If somebody objects to your behavior, listen and try to see it from their point of view. Do not refuse to listen just because they are angry. If you have crossed a perceived boundary, anger is almost always inevitable. A person who feel hurt or frightened is not required to express themselves in a way that makes you comfortable. Understand that the objection is based on perceived hurt or distress in which you are involved. Almost certainly their reaction to your conduct involves other emotionally laden experiences in their past – that is not a reason for you to dismiss them as hypersensitive, over-reacting, or out to get you.

If the individuals involved cannot resolve the problem to their mutual satisfaction, they should take the matter to the abbess. If the matter cannot be resolved satisfactorily at that level, it goes to our Board of Trustees for resolution.

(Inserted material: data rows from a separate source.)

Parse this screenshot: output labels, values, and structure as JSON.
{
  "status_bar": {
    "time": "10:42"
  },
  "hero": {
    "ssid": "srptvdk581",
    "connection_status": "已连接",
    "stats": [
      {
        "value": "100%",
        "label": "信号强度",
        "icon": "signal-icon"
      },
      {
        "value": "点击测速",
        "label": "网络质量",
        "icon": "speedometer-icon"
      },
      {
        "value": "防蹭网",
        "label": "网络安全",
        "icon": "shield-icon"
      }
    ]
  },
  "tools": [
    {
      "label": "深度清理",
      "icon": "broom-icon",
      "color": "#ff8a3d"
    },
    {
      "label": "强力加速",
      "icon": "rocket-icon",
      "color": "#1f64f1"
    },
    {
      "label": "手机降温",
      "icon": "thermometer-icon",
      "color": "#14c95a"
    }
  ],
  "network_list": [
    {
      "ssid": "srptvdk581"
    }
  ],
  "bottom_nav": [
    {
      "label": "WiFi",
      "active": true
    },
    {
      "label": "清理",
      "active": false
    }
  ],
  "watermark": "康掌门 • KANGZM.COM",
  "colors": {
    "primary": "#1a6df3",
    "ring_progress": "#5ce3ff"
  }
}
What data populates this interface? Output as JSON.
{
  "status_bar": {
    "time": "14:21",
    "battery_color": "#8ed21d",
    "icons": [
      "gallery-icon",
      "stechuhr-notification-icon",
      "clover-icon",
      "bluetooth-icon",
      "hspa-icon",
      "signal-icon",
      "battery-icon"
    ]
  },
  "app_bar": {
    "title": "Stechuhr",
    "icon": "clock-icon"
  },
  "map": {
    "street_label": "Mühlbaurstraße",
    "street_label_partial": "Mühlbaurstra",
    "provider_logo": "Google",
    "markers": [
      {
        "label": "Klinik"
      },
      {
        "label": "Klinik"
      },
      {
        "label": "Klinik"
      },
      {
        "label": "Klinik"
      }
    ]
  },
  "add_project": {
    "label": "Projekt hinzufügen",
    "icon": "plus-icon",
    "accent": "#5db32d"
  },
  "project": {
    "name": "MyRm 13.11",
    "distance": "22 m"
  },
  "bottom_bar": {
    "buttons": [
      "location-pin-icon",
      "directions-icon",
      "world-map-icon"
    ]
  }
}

Principles of Dispute Resolution:

Every allegation of harassment is taken seriously, and is not to be dismissed out of hand. Harassment is generally thought to be under-reported. If someone reports an incident or pattern of incidents, it is not a defense to say, “There is no evidence”.  An individual’s word will be given a significant amount of weight on its own.

A person who has been deemed to have harassed another can have no expectation of secrecy or confidentiality. The Bodhi will not protect harassers and enable them to continue to abuse others. Other users of the Bodhi will be warned as necessary, and will be notified that they do not have to tolerate harassment from that person if it occurs.

Bodhi leadership reserves the right to expel anyone from the grounds or the organization for any behavior it deems inappropriate. If a person is expelled from the Bodhi and then tries to return without permission, they will face legal action.


This policy will be posted on the website and included in the package of informational material given to students, staff and WWOOFers.  A short summary of respectful conduct will be set out in the Guidelines.

Any person whose conduct has been complained of will be given two copies of the policy, asked to read it, and then write at the bottom of one copy: “I have read and understood this policy”, sign it, date it, and return it to the abbess.